The Vistara kill
Air India and Vistara were labelled the two most punctual airlines recently, but they will soon be merged. The conglomerate is planning to kill the Vistara brand, as part of its Tata mega merger plan.
Vistara is a joint venture between Tatas and SIA, with Tatas having a majority stake in the airlines. The venture started in January 2015 and has become one of the most premium carriers in the economy segment (my personal favourite).
SIA has reaped benefits from Vistara and realises that the cost of scaling up Vistara will be significantly higher as compared to Air India, which already has a significant size.Vistara Executive
The integration could help consolidate the group, but it will also focus on organic growth to reach the 30% target market share. The merger will help the brand create a niche in the industry. It will also help Vistara access international geographies with premium ground slots and Air India benefits by getting a reputation makeover and becoming a customer-centric carrier. Air India will get a firm footing on the domestic front.
India’s air traffic flows to double in 10 yearsSingapore Airlines
With this integration will come an improved customer experience for the Air India flyers to cover up for the lacklustre experience over the years. It’ll also ease the competitive pressure as Air India and Vistara have been competing with each other in many markets even after being owned by the same parent.
Tata Group also owns 83.67% of AirAsia India, which could soon be merged with Air India. AirAsia India was launched in 2014.
The assessment and implementation of the full integration process of AirAsia India and Air India Express, through a possible scheme of merger or otherwise and subject to necessary corporate approvals, is expected to take approximately 12 months, with network and other synergies to be realised progressively during that periodA statement by Air India
It is speculated that post the merger, Tatas could hold 75-80% while SIA could hold a 20-25% share. The merger could be concluded by the end of 2023.
The new order in the aviation sector
With the mother or mergers in the Tata carriers, the launch of Akasa air, and the demise of Spice Jet and Jet airways, a new world order is emerging in the Indian aviation sector.
Given that we have so many of them, the Indian carriers are pinned against the wall. Almost all these carriers are running into huge losses, with debt levels shooting through the roof.

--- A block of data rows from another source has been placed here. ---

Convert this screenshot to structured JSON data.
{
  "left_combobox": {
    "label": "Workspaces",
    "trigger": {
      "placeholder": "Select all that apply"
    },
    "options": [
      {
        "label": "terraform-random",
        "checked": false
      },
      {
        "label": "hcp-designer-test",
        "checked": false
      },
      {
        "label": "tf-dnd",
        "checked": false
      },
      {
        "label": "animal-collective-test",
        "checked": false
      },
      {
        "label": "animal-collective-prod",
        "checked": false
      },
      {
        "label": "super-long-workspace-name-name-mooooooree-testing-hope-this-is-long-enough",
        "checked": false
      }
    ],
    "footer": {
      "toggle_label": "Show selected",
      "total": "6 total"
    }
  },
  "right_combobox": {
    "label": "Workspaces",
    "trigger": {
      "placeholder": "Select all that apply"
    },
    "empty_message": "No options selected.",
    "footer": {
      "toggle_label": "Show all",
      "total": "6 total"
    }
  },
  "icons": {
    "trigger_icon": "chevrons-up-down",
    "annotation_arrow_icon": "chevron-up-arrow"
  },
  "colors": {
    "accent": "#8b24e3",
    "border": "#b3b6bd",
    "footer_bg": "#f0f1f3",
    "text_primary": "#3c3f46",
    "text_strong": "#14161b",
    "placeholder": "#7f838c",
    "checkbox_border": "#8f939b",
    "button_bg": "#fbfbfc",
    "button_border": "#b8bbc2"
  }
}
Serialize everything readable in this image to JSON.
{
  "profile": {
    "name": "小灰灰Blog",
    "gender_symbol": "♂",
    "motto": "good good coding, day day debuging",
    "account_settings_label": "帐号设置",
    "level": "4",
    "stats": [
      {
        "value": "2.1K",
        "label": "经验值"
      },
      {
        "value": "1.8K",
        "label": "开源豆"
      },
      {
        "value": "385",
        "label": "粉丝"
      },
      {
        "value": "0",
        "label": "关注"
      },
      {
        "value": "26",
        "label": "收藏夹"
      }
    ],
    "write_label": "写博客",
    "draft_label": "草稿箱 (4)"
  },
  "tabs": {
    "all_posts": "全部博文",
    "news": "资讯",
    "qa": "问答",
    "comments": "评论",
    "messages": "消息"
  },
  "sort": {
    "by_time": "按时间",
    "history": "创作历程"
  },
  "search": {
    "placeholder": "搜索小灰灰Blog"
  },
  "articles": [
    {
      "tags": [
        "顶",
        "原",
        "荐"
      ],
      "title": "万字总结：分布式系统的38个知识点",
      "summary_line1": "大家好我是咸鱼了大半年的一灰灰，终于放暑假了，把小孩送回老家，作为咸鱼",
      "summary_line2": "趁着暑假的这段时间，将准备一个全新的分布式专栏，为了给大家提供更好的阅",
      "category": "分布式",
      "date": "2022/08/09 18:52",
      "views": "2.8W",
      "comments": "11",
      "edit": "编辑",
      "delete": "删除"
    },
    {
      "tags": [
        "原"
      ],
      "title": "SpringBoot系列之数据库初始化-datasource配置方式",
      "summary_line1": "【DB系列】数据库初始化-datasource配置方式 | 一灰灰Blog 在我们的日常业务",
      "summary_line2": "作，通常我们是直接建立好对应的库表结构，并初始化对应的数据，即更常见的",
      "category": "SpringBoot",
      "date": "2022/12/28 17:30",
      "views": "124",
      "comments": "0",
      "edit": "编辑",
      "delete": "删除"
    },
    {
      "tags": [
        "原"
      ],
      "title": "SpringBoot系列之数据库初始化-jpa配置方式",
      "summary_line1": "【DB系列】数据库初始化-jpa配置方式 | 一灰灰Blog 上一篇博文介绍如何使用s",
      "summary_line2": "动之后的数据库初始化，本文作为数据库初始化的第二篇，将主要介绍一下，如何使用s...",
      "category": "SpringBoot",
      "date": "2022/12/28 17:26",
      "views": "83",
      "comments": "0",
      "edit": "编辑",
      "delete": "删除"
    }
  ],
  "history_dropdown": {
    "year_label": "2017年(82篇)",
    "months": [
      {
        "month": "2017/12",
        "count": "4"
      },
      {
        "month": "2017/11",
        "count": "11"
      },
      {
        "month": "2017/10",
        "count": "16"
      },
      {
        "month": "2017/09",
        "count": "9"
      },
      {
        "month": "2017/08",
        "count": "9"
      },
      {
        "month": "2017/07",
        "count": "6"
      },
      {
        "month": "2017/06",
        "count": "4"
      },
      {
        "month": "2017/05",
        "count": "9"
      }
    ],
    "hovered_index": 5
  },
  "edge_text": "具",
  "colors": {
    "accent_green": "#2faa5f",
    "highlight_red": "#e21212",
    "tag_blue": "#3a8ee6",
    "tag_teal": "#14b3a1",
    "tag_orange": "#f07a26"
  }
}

During the pandemic, the airlines’ net worth fell and has yet to return to the pre-COVID levels. The airline industry, in total, lost over Rs. 30,000 crores in FY22 alone. This is more than twice the loss pre-pandemic, i.e. in 2020. The losses in FY20 stood at Rs. 13,030 cr. industry wide.
With the emergence of new players, more financial muscle is being added to the industry, but high fuel costs and weak demand mean the long road ahead.
The ones expected to go down first are SpiceJet and Go First. They have been hurt by their management churn, funding, and operational issues. Delayed flights, high turbulence mid-air, and whatnot. These airlines have seen it all in the past few years.
IndiGo holds over 55% market share, while Tata Group has ~26% of the total domestic air traffic. Tata has a low-cost carrier in AirAsia, a full-service carrier in Vistara and both in Air India. The only issue is that the three are all loss-making. Akasa has deep pockets and the right people (?), and the market expects it to be “the ride of Ferrari at the pace of Maruti”, as Crisil puts it.
The market is yet to undergo more turbulence with the Tatas, IndiGo and Akasa at the helm. Where do you see the market going?
StockGro is India’s first and largest ‘Social Investment’ platform aimed at helping you master the art of “Trading & Investment”. Trade, Invest and get rewarded to Learn everything about ‘Investments’ the fun-filled way.